An exact reproduction of the data below is expected, free of images.

(EXERCISE INPUTS Opens)

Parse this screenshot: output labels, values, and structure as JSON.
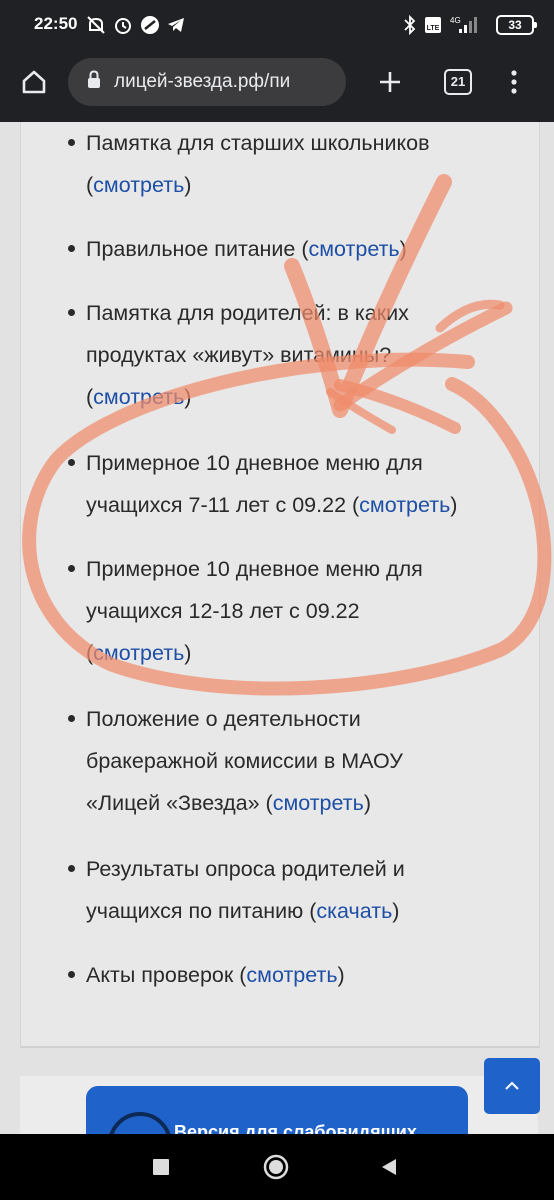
{
  "status_bar": {
    "time": "22:50",
    "battery": "33",
    "network": "4G",
    "volte": "LTE"
  },
  "browser": {
    "url": "лицей-звезда.рф/пи",
    "tab_count": "21"
  },
  "documents": [
    {
      "text": [
        "Памятка для старших школьников",
        "("
      ],
      "link": "смотреть",
      "after": ")"
    },
    {
      "text": [
        "Правильное питание ("
      ],
      "link": "смотреть",
      "after": ")"
    },
    {
      "text": [
        "Памятка для родителей: в каких",
        "продуктах «живут» витамины?",
        "("
      ],
      "link": "смотреть",
      "after": ")"
    },
    {
      "text": [
        "Примерное 10 дневное меню для",
        "учащихся 7-11 лет с 09.22 ("
      ],
      "link": "смотреть",
      "after": ")"
    },
    {
      "text": [
        "Примерное 10 дневное меню для",
        "учащихся 12-18 лет с 09.22",
        "("
      ],
      "link": "смотреть",
      "after": ")"
    },
    {
      "text": [
        "Положение о деятельности",
        "бракеражной комиссии в МАОУ",
        "«Лицей «Звезда» ("
      ],
      "link": "смотреть",
      "after": ")"
    },
    {
      "text": [
        "Результаты опроса родителей и",
        "учащихся по питанию ("
      ],
      "link": "скачать",
      "after": ")"
    },
    {
      "text": [
        "Акты проверок ("
      ],
      "link": "смотреть",
      "after": ")"
    }
  ],
  "vision_button": {
    "label": "Версия для слабовидящих"
  },
  "colors": {
    "link": "#1e4fa6",
    "accent": "#1f62c9",
    "annotation": "#f08a6a"
  }
}
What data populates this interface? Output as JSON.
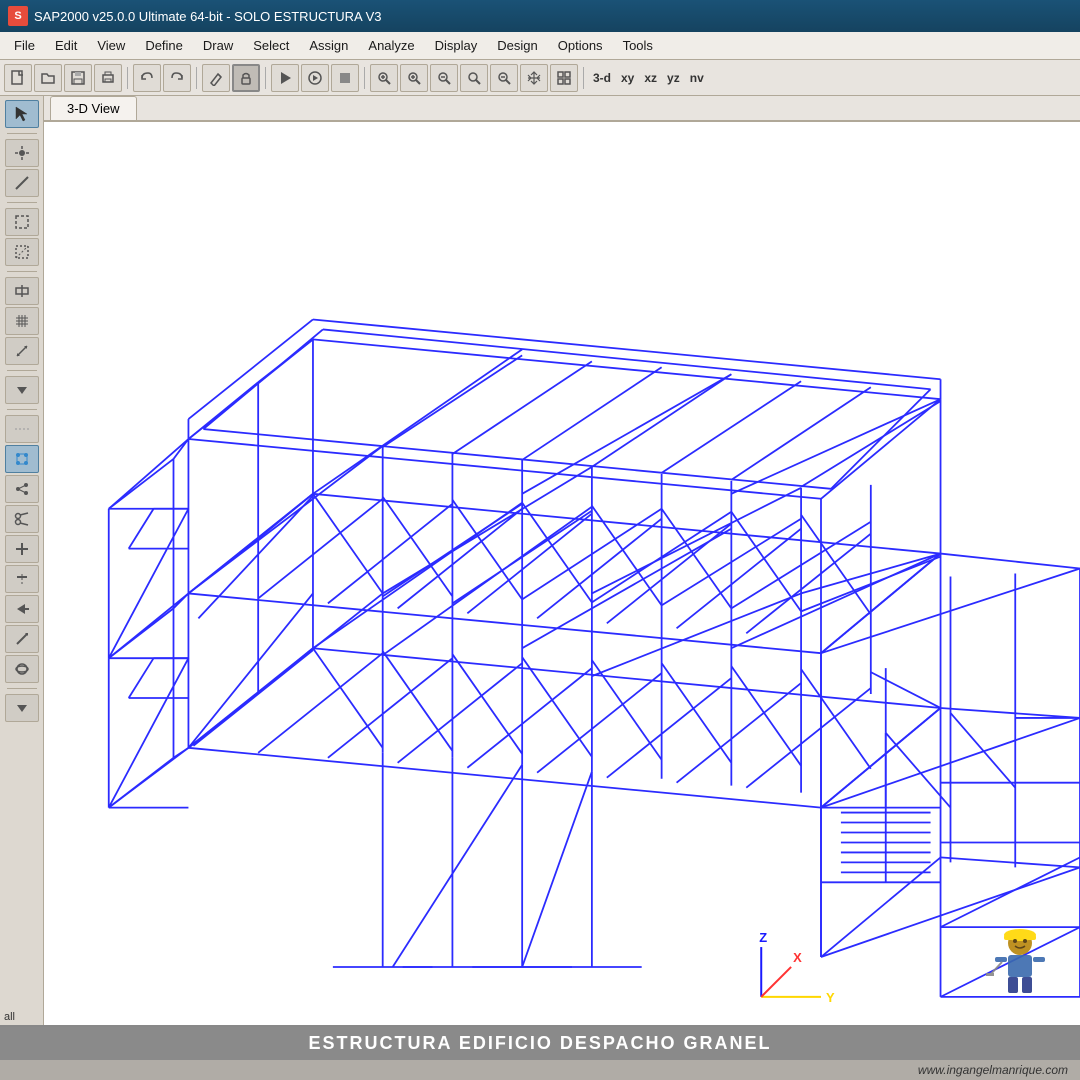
{
  "titlebar": {
    "logo": "S",
    "title": "SAP2000 v25.0.0 Ultimate 64-bit - SOLO ESTRUCTURA V3"
  },
  "menubar": {
    "items": [
      "File",
      "Edit",
      "View",
      "Define",
      "Draw",
      "Select",
      "Assign",
      "Analyze",
      "Display",
      "Design",
      "Options",
      "Tools"
    ]
  },
  "toolbar": {
    "view_modes": [
      "3-d",
      "xy",
      "xz",
      "yz",
      "nv"
    ]
  },
  "viewport": {
    "tab_label": "3-D View"
  },
  "bottom": {
    "title": "ESTRUCTURA EDIFICIO DESPACHO GRANEL",
    "website": "www.ingangelmanrique.com"
  },
  "sidebar": {
    "all_label": "all"
  },
  "icons": {
    "arrow": "↖",
    "pencil": "✏",
    "lock": "🔒",
    "play": "▶",
    "circle_play": "⏵",
    "zoom_in": "🔍",
    "zoom_out": "🔎",
    "pan": "✋",
    "new": "📄",
    "open": "📂",
    "save": "💾",
    "print": "🖨",
    "undo": "↩",
    "redo": "↪"
  }
}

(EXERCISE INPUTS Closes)

> _RESPONSE BELOW_
Parse this screenshot: output labels, values, and structure as JSON.
{
  "status_bar": {
    "time": "22:50",
    "battery": "33",
    "network": "4G",
    "volte": "LTE"
  },
  "browser": {
    "url": "лицей-звезда.рф/пи",
    "tab_count": "21"
  },
  "documents": [
    {
      "text": [
        "Памятка для старших школьников",
        "("
      ],
      "link": "смотреть",
      "after": ")"
    },
    {
      "text": [
        "Правильное питание ("
      ],
      "link": "смотреть",
      "after": ")"
    },
    {
      "text": [
        "Памятка для родителей: в каких",
        "продуктах «живут» витамины?",
        "("
      ],
      "link": "смотреть",
      "after": ")"
    },
    {
      "text": [
        "Примерное 10 дневное меню для",
        "учащихся 7-11 лет с 09.22 ("
      ],
      "link": "смотреть",
      "after": ")"
    },
    {
      "text": [
        "Примерное 10 дневное меню для",
        "учащихся 12-18 лет с 09.22",
        "("
      ],
      "link": "смотреть",
      "after": ")"
    },
    {
      "text": [
        "Положение о деятельности",
        "бракеражной комиссии в МАОУ",
        "«Лицей «Звезда» ("
      ],
      "link": "смотреть",
      "after": ")"
    },
    {
      "text": [
        "Результаты опроса родителей и",
        "учащихся по питанию ("
      ],
      "link": "скачать",
      "after": ")"
    },
    {
      "text": [
        "Акты проверок ("
      ],
      "link": "смотреть",
      "after": ")"
    }
  ],
  "vision_button": {
    "label": "Версия для слабовидящих"
  },
  "colors": {
    "link": "#1e4fa6",
    "accent": "#1f62c9",
    "annotation": "#f08a6a"
  }
}
What data populates this interface? Output as JSON.
{
  "titlebar": {
    "logo": "S",
    "title": "SAP2000 v25.0.0 Ultimate 64-bit - SOLO ESTRUCTURA V3"
  },
  "menubar": {
    "items": [
      "File",
      "Edit",
      "View",
      "Define",
      "Draw",
      "Select",
      "Assign",
      "Analyze",
      "Display",
      "Design",
      "Options",
      "Tools"
    ]
  },
  "toolbar": {
    "view_modes": [
      "3-d",
      "xy",
      "xz",
      "yz",
      "nv"
    ]
  },
  "viewport": {
    "tab_label": "3-D View"
  },
  "bottom": {
    "title": "ESTRUCTURA EDIFICIO DESPACHO GRANEL",
    "website": "www.ingangelmanrique.com"
  },
  "sidebar": {
    "all_label": "all"
  },
  "icons": {
    "arrow": "↖",
    "pencil": "✏",
    "lock": "🔒",
    "play": "▶",
    "circle_play": "⏵",
    "zoom_in": "🔍",
    "zoom_out": "🔎",
    "pan": "✋",
    "new": "📄",
    "open": "📂",
    "save": "💾",
    "print": "🖨",
    "undo": "↩",
    "redo": "↪"
  }
}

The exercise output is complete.